The park is beautiful from a distance but environmentalists warn that Kibarani still puts lives at risk, defeating the reason for its reclamation.
The rehabilitation of the dumpsite was undertaken by the Mombasa county government. It was earmarked for a new recreational park. Artificial turf has been laid. But activists and tourism sector players say it is unhealthy and poisonous. The grass is mostly associated with modern stadiums.
Antelope and wildebeest statues made of bronze have also been erected at Kibarani. But of what significance are the animals to residents, yet they don’t identify with them? A dolphin would probably do.
During the beautification programme, Governor Hassan Joho urged residents to complement county efforts to ensure a clean environment. He called for responsible dumping of waste. Residents were happy and could not wait to use the park.
However, environmental activists now question what has become of the park. They want the statues and the turf removed. Indigenous trees and natural grass would be better alternatives, they say. Statues must also have meaning — something that resonates with residents.
Reached for comment, Environment executive Godfrey Nato said he would release a statement soon. He had yet to do so by press time.
Yesterday, Active Environmental Team said the artificial grass will weaken soil stability and fertility.

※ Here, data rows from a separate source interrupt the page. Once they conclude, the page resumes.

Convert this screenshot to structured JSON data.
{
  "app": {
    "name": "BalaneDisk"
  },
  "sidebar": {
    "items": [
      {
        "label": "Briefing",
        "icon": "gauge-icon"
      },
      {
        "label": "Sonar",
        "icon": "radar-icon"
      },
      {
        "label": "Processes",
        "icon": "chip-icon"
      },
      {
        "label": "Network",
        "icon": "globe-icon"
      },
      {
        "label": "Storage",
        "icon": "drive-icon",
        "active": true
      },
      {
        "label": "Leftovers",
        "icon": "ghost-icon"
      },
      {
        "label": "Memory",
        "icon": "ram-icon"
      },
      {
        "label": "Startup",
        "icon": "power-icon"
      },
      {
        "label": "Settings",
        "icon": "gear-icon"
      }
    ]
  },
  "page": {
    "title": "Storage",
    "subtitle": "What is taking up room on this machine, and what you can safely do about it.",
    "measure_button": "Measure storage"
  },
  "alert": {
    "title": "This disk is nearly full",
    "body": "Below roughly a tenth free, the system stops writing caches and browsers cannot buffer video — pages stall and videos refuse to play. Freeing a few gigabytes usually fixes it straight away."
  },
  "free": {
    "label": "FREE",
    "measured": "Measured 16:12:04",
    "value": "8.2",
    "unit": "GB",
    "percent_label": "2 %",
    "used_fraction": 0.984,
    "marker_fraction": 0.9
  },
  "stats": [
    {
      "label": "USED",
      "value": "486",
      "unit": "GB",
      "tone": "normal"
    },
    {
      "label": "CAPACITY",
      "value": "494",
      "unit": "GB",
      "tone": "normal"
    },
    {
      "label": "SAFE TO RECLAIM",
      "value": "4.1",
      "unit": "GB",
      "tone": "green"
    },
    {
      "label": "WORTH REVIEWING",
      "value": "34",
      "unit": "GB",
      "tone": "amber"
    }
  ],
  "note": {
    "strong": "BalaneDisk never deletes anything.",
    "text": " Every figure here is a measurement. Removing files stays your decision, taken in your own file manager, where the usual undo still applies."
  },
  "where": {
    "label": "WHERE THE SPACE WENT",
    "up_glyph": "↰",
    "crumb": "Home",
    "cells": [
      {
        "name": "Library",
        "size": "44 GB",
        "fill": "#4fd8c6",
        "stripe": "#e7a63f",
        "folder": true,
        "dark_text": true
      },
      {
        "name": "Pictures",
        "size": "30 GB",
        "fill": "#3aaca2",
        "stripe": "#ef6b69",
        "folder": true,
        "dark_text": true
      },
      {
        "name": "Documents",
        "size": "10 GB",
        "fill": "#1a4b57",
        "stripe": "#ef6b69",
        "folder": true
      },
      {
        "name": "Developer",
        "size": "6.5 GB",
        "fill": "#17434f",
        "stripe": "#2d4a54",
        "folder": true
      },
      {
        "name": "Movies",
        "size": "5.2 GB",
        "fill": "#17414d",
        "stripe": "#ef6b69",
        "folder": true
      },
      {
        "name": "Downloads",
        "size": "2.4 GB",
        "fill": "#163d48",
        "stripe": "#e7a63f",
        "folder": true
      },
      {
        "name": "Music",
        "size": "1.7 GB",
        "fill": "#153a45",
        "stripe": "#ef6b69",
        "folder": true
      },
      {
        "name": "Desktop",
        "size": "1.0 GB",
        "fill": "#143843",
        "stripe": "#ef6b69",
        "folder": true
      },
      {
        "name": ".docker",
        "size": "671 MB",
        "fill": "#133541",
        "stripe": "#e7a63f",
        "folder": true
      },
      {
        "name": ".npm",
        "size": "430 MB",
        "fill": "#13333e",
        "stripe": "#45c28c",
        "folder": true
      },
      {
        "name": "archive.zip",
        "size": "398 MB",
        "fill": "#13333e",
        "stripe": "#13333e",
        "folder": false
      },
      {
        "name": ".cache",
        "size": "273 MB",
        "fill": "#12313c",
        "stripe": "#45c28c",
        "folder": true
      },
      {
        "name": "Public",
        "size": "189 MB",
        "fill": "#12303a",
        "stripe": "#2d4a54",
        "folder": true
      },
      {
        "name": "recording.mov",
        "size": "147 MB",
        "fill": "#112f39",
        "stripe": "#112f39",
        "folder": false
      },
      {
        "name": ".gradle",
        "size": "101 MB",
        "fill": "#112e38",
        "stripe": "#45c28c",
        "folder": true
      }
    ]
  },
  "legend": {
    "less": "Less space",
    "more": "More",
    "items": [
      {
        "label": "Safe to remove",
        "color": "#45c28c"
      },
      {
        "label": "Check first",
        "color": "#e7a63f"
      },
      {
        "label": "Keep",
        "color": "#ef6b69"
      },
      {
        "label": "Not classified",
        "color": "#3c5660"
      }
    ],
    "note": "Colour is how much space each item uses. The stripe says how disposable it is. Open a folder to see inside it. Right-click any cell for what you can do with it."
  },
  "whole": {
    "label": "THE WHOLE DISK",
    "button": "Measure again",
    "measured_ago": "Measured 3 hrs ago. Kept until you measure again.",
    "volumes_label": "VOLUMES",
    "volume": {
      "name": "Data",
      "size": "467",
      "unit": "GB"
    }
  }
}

“Microorganisms will be killed. They will lack oxygen for their survival. These microorganisms need oxygen that is generated by natural vegetation, not artificial ones,” executive director Benson Wemali said.
Kenya Tourism Federation chairman Mohammed Hersi said artificial turf “is not creative for a park”.
“A park is meant to absorb heat, dust and rain. A park is meant to help a city breathe. A park is meant to absorb heat, dust and rain. A park is meant to help a city breathe. If it is a case of supplies, let the contractor do some serious work of natural restoration. Laying an artificial turf is simply being lazy,” Hersi posted on his Facebook page.
“We need to see water features to attract birdlife. When we have good growth of different species, you attract insects. When you attract insects, birds will follow, and if you give them appropriate trees to nest, then that becomes their home.”
He warned the county to forget about a booming tourism sector if it cannot create a healthy environment. People go to parks to enjoy nature and having artificial turf beats the purpose, Hersi said.
He questioned why the county should introduce statues of wild animals not found in the region.
“Giving us sculptures of wildebeests in Mombasa is a no-no. Marine life is facing serious dangers. Why not focus on endangered marine life?” he asked.
Medical doctor and environment enthusiast Muinga Chokwe said the artificial grass is poisonous and exposes residents and wildlife to health risks.
The grass accumulates heat, increases carbon dioxide, reduces humidity in the air and causes an imbalance in sun-rays reflections, he said.
“This will cause an urban heat island effect where all the heat will be reflected back to the environment due to insufficient vegetation to absorb it,” Chokwe said.
“Greenhouse gases will increase and be released into the atmosphere. Ultimately, there will be diminishing atmospheric oxygen levels. At this rate, you may need to walk with oxygen cylinders or concentrators to survive.”